─── Data excerpts ───
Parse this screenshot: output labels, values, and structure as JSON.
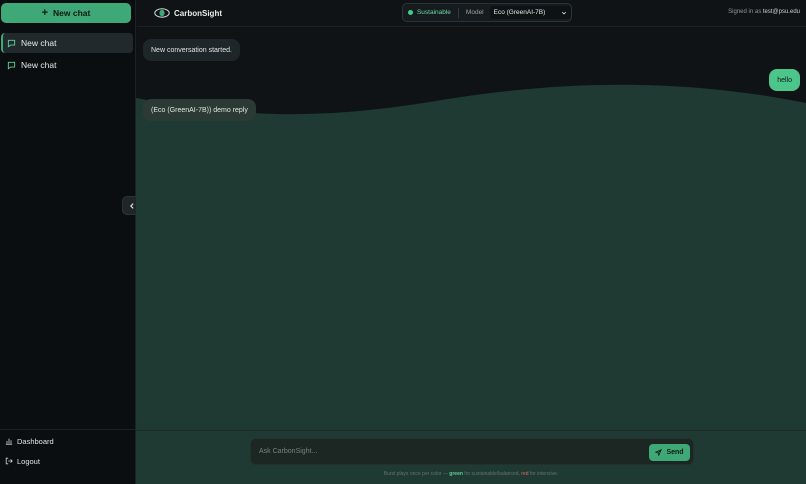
{
  "sidebar": {
    "new_chat_label": "New chat",
    "chats": [
      {
        "label": "New chat",
        "active": true
      },
      {
        "label": "New chat",
        "active": false
      }
    ],
    "links": {
      "dashboard": "Dashboard",
      "logout": "Logout"
    }
  },
  "header": {
    "brand": "CarbonSight",
    "status": "Sustainable",
    "model_label": "Model",
    "model_value": "Eco (GreenAI-7B)",
    "signed_in_prefix": "Signed in as",
    "user_email": "test@psu.edu"
  },
  "messages": {
    "system": "New conversation started.",
    "user": "hello",
    "assistant": "(Eco (GreenAI-7B)) demo reply"
  },
  "composer": {
    "placeholder": "Ask CarbonSight...",
    "send_label": "Send"
  },
  "hint": {
    "prefix": "Burst plays once per color —",
    "green": "green",
    "middle": "for sustainable/balanced,",
    "red": "red",
    "suffix": "for intensive."
  },
  "colors": {
    "accent": "#3fa877",
    "user_bubble": "#4cc58b",
    "wave_fill": "#1f3a32",
    "intensive": "#e06a5f"
  }
}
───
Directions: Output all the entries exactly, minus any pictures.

Result:
Parse this screenshot: output labels, values, and structure as JSON.
{
  "sidebar": {
    "new_chat_label": "New chat",
    "chats": [
      {
        "label": "New chat",
        "active": true
      },
      {
        "label": "New chat",
        "active": false
      }
    ],
    "links": {
      "dashboard": "Dashboard",
      "logout": "Logout"
    }
  },
  "header": {
    "brand": "CarbonSight",
    "status": "Sustainable",
    "model_label": "Model",
    "model_value": "Eco (GreenAI-7B)",
    "signed_in_prefix": "Signed in as",
    "user_email": "test@psu.edu"
  },
  "messages": {
    "system": "New conversation started.",
    "user": "hello",
    "assistant": "(Eco (GreenAI-7B)) demo reply"
  },
  "composer": {
    "placeholder": "Ask CarbonSight...",
    "send_label": "Send"
  },
  "hint": {
    "prefix": "Burst plays once per color —",
    "green": "green",
    "middle": "for sustainable/balanced,",
    "red": "red",
    "suffix": "for intensive."
  },
  "colors": {
    "accent": "#3fa877",
    "user_bubble": "#4cc58b",
    "wave_fill": "#1f3a32",
    "intensive": "#e06a5f"
  }
}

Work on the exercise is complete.